Four | They help enrich the learning experience. Our TAs love dressing up. I can’t vouch for what they get up to at home, but in school it’s a common sight to a see a TA go into character and become a fairy or a pizza delivery person or a clown. Central to our NICER curriculum is the concept of immersive learning. We rely on a continual stream of imaginative hooks to capture children’s imagination. Classrooms are turned into all manner of different places with strange characters appearing through mystery doors or time portals. Enter, stage left, the Teaching Assistant. Learning outside the classroom is a key ingredient of the immersive learning experience, be it our Forest School, peace garden, chicken coop or playground. The role of the TA is key in supporting the teacher in pimping up the environment.
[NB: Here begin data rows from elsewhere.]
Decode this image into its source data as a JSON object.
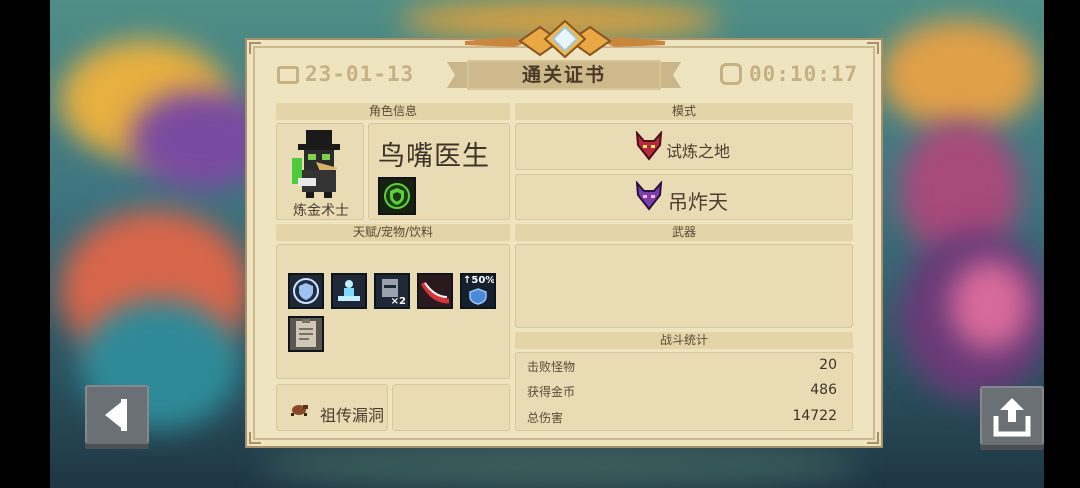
{
  "certificate": {
    "title": "通关证书",
    "date": "23-01-13",
    "time": "00:10:17"
  },
  "sections": {
    "character_info": "角色信息",
    "mode": "模式",
    "talents": "天赋/宠物/饮料",
    "weapon": "武器",
    "battle_stats": "战斗统计"
  },
  "character": {
    "name": "鸟嘴医生",
    "class": "炼金术士",
    "skill_icon": "green-shield-icon"
  },
  "modes": [
    {
      "label": "试炼之地",
      "icon": "demon-mask-red-icon"
    },
    {
      "label": "吊炸天",
      "icon": "demon-mask-purple-icon"
    }
  ],
  "talent_icons": [
    {
      "name": "shield-badge-icon",
      "caption": ""
    },
    {
      "name": "meditating-figure-icon",
      "caption": ""
    },
    {
      "name": "knight-helmet-x2-icon",
      "caption": "×2"
    },
    {
      "name": "red-slash-icon",
      "caption": ""
    },
    {
      "name": "shield-up-icon",
      "caption": "↑50%"
    },
    {
      "name": "clipboard-icon",
      "caption": ""
    }
  ],
  "legacy": {
    "label": "祖传漏洞",
    "icon": "bug-icon"
  },
  "stats": [
    {
      "label": "击败怪物",
      "value": "20"
    },
    {
      "label": "获得金币",
      "value": "486"
    },
    {
      "label": "总伤害",
      "value": "14722"
    }
  ],
  "controls": {
    "back_icon": "back-arrow-icon",
    "share_icon": "share-icon"
  },
  "colors": {
    "panel": "#efe4c0",
    "header_gold": "#c7b183",
    "text_dark": "#3e3528"
  }
}
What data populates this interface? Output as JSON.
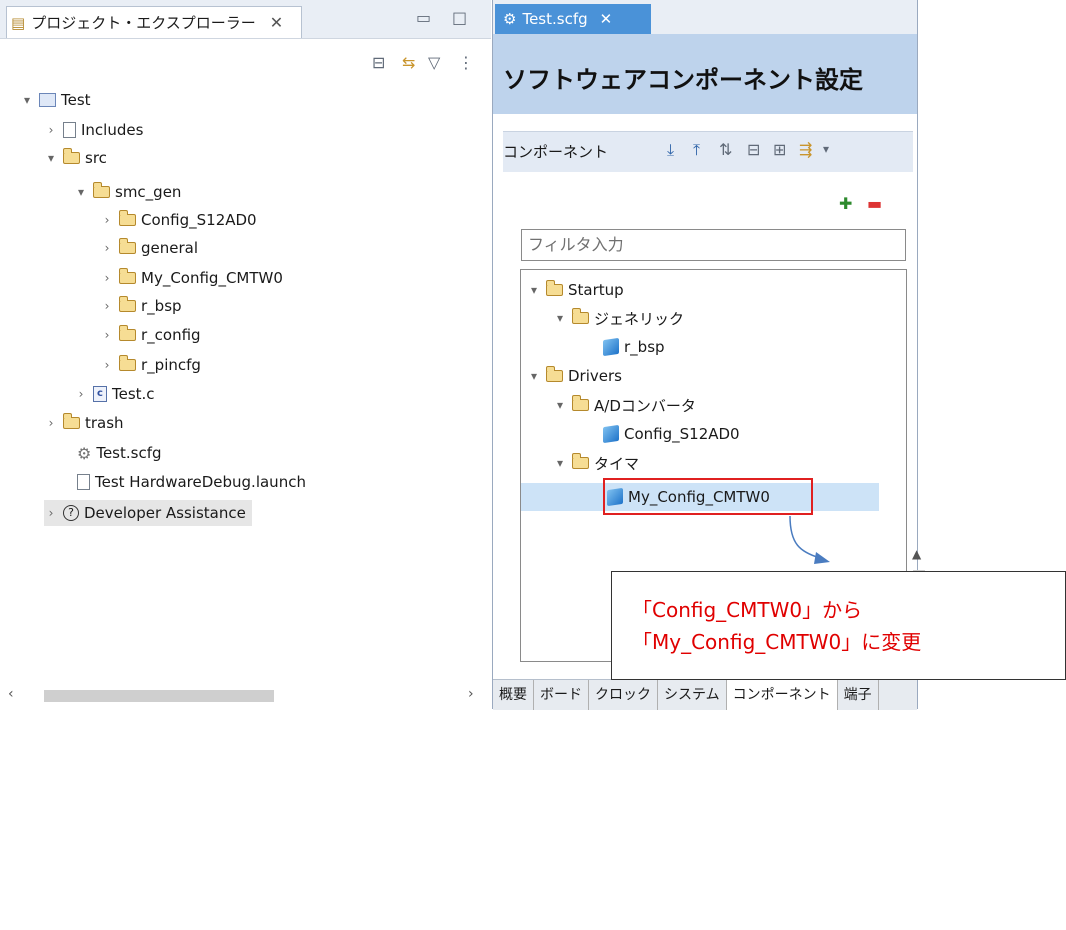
{
  "left_panel": {
    "tab_label": "プロジェクト・エクスプローラー",
    "tab_close": "✕",
    "tree": {
      "project": "Test",
      "includes": "Includes",
      "src": "src",
      "smc_gen": "smc_gen",
      "config_s12ad0": "Config_S12AD0",
      "general": "general",
      "my_config_cmtw0": "My_Config_CMTW0",
      "r_bsp": "r_bsp",
      "r_config": "r_config",
      "r_pincfg": "r_pincfg",
      "test_c": "Test.c",
      "trash": "trash",
      "test_scfg": "Test.scfg",
      "launch": "Test HardwareDebug.launch",
      "dev_assist": "Developer Assistance"
    }
  },
  "editor": {
    "tab_label": "Test.scfg",
    "tab_close": "✕",
    "title": "ソフトウェアコンポーネント設定",
    "components_label": "コンポーネント",
    "filter_placeholder": "フィルタ入力",
    "tree": {
      "startup": "Startup",
      "generic": "ジェネリック",
      "r_bsp": "r_bsp",
      "drivers": "Drivers",
      "adc": "A/Dコンバータ",
      "config_s12ad0": "Config_S12AD0",
      "timer": "タイマ",
      "my_config_cmtw0": "My_Config_CMTW0"
    },
    "bottom_tabs": [
      "概要",
      "ボード",
      "クロック",
      "システム",
      "コンポーネント",
      "端子"
    ]
  },
  "callout": {
    "line1": "「Config_CMTW0」から",
    "line2": "「My_Config_CMTW0」に変更"
  },
  "colors": {
    "accent": "#4a92d8",
    "header_band": "#bed3ec",
    "highlight": "#e02020"
  }
}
Likewise, when we go on trips. Take our recent annual Grand Day Out in which all 450 pupils flocked en masse to Birmingham on a fleet of vintage Red Buses. Could we have achieved this without TAs? No. How about when we chartered our own steam train on the Severn Valley Railway or a flotilla of boats on the Avon canal? Not a chance. So if a school wants an immersive, purposeful and magical curriculum, then without TAs it simply won’t happen.  

Five | They bridge the gap with parents. Parents appreciate teaching assistants. I know only too well from my days as a teacher myself that when the umpteenth parent tells me something first thing in the morning about their child’s skin condition it would go in one ear and out the other. (Still does as a headteacher for that matter.) But when it’s told to a TA it sticks: What’s told to a TA stays with a TA. And if it stays with a TA, then action is taken, the teacher is kept informed at the next appropriate moment and everyone is happy. So as a stressed out teacher, having a TA on the playground is golden.

With so many of our parents not speaking English, our bilingual TAs especially, play a key role in bridging the gap. Culturally, many of our parents find it difficult to approach teachers as they have never been to school themselves. Whenever I need to speak to a parent about a matter then one of our TAs will translate for me. This helps in several ways as it softens the blow somewhat as their presence can diffuse the situation. Our weekly INSPiRE workshops with parents simply would not happen without TAs. This allows us to build trust between the home and school so parents feel confident at speaking to any member of staff. Our parents also know that our TAs attend all staff meetings and weekly professional development meetings. They know that they deliver a whole range of intervention packages as well as before and after school clubs. They know that they teach daily phonics sessions to their children. Most importantly parents know that our TAs wipe snotty noses, provide shoulders to cry on and make their child feel special.

And so, as a headteacher and parent myself, I sleep well at night knowing that the paraprofessionals are always on duty standing guard over our children. So let’s all be upstanding for another round of applause for the unsung heroes…Teaching Assistants.